(Web page and app entries)

════════

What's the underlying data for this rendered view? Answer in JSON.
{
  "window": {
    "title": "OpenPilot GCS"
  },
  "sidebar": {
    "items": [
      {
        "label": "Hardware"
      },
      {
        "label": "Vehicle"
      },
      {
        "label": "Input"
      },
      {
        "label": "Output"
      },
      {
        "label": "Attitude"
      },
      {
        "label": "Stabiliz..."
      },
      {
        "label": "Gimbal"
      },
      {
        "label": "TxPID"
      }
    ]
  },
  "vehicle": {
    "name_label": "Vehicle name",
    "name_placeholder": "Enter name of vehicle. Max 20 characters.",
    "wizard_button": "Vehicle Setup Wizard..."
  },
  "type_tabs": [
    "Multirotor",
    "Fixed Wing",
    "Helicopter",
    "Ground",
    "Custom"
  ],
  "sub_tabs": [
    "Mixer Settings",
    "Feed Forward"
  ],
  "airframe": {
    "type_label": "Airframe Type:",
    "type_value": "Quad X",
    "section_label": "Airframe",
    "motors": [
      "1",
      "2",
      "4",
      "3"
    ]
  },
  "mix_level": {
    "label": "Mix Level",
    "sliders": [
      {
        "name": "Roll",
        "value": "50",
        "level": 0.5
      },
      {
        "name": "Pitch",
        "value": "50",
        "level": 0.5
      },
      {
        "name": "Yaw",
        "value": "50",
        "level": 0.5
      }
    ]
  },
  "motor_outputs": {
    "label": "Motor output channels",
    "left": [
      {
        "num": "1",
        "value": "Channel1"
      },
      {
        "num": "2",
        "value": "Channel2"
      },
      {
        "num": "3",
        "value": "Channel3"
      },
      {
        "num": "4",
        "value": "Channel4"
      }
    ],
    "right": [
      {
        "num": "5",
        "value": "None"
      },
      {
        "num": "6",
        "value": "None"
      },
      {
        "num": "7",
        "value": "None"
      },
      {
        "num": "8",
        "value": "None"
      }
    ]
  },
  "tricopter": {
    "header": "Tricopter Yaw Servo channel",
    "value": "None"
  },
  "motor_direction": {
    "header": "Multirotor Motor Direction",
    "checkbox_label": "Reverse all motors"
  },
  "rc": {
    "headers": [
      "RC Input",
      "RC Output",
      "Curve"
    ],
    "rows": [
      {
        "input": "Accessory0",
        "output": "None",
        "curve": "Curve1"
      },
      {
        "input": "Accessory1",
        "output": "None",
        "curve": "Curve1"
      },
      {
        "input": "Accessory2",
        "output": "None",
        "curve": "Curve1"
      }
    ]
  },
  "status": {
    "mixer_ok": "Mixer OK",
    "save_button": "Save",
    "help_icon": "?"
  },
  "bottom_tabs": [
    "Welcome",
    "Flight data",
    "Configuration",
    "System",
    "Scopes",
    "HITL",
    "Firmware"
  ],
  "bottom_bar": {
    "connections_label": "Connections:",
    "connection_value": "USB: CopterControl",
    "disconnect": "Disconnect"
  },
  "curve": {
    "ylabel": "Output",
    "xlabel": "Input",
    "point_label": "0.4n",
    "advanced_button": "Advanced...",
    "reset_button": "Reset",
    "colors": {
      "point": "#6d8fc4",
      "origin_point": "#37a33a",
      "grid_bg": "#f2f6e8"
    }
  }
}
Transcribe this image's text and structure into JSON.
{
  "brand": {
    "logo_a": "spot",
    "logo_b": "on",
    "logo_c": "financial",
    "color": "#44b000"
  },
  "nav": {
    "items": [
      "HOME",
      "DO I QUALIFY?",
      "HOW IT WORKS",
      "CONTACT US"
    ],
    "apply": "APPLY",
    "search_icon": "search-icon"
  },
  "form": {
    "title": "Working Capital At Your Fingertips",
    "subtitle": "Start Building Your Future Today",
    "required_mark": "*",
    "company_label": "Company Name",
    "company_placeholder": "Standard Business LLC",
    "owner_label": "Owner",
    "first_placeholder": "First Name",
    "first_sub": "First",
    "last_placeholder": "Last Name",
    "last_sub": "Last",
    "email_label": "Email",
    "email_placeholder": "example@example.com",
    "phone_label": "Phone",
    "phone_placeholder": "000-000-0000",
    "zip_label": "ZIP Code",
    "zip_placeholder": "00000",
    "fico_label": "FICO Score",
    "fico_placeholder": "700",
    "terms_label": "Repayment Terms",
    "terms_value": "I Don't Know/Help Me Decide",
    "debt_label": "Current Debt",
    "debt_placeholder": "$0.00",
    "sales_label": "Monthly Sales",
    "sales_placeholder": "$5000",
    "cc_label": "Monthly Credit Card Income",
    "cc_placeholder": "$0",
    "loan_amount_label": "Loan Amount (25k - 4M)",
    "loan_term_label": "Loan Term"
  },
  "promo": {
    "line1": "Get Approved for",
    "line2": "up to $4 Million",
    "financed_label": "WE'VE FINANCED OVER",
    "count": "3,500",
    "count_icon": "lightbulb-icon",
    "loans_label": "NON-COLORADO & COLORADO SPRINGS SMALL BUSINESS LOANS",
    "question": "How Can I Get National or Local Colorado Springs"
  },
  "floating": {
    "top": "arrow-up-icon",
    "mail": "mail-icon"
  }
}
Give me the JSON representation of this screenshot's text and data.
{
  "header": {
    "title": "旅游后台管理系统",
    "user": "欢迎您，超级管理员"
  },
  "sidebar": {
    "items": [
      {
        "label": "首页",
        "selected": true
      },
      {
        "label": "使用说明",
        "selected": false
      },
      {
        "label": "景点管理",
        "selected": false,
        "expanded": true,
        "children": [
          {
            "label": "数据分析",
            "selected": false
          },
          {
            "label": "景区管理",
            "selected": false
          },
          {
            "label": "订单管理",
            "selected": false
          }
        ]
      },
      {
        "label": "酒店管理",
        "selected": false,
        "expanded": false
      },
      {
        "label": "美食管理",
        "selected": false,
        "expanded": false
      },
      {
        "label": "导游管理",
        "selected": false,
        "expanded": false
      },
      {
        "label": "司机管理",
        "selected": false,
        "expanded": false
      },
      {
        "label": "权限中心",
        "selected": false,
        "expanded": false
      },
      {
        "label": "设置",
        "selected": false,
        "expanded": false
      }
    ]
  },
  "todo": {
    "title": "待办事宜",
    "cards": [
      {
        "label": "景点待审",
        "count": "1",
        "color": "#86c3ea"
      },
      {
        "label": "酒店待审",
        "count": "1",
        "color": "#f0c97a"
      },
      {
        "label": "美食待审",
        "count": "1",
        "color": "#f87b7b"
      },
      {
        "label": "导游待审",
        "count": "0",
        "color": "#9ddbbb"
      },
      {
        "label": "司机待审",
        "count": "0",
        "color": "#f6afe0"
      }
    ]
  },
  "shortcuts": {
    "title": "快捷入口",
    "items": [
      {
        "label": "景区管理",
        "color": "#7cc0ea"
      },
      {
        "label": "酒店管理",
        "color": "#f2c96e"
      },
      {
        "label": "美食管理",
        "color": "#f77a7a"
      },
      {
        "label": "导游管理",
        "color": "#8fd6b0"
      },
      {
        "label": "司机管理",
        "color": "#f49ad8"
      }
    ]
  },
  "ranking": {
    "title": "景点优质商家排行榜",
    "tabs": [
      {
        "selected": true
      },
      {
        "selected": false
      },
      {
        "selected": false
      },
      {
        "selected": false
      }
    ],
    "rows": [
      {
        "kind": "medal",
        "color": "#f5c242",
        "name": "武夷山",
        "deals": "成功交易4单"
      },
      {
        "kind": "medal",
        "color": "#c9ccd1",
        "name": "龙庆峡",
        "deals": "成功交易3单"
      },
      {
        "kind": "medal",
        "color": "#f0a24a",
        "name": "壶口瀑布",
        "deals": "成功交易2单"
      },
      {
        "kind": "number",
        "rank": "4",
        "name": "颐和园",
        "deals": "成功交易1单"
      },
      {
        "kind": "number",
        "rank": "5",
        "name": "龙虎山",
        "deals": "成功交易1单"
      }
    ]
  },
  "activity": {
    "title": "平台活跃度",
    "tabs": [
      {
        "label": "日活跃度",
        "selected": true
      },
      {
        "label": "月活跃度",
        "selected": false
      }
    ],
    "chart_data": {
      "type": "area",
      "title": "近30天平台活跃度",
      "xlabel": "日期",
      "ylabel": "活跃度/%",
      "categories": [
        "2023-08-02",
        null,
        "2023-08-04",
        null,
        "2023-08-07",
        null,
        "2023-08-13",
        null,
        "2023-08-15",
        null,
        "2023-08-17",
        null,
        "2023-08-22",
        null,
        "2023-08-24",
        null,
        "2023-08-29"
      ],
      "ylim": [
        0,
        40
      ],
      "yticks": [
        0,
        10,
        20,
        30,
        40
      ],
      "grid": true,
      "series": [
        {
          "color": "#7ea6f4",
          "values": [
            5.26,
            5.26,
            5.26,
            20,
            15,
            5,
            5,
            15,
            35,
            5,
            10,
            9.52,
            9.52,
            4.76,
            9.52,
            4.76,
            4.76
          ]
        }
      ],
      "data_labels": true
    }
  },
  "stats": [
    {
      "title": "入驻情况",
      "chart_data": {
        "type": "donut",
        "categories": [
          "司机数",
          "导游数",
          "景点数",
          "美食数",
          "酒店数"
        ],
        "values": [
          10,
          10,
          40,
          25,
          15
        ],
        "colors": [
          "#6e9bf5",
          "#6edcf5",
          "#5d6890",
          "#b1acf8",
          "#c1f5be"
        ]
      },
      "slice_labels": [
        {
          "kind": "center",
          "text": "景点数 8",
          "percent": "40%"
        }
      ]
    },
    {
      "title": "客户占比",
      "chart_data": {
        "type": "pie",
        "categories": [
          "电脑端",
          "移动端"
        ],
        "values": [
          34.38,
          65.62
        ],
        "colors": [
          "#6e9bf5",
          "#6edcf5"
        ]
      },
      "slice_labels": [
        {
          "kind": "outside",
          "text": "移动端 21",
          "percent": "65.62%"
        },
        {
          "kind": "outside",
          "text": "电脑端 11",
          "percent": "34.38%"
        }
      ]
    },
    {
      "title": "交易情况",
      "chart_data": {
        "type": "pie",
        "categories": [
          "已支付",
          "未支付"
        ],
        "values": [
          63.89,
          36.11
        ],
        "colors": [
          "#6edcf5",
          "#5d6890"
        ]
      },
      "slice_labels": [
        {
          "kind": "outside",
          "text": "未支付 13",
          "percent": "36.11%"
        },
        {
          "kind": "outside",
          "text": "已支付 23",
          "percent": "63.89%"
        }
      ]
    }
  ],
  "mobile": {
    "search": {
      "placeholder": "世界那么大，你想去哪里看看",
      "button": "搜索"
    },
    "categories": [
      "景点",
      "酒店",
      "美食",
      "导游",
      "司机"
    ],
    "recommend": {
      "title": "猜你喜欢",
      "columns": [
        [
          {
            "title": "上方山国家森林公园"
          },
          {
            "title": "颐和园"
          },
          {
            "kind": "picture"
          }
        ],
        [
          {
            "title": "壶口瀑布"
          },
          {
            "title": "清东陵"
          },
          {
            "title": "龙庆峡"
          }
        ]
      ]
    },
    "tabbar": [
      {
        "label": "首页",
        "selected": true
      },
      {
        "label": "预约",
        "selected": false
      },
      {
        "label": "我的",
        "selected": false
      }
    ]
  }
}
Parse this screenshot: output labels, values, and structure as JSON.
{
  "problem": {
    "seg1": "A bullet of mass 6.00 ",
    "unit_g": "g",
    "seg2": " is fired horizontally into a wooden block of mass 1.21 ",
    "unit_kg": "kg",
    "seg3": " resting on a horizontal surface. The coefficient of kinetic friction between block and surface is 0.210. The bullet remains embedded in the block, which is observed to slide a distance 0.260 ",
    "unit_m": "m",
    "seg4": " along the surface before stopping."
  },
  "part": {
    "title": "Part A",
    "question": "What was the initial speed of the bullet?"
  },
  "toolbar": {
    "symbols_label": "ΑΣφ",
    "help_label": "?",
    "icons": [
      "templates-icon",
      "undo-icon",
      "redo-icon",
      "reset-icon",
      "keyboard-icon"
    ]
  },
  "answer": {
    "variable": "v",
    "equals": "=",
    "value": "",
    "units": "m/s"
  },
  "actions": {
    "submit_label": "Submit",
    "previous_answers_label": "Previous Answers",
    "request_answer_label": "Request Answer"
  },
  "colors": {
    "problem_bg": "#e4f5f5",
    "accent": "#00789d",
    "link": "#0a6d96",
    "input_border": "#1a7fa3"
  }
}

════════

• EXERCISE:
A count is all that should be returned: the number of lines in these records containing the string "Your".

• EXPECTED ANSWER:
2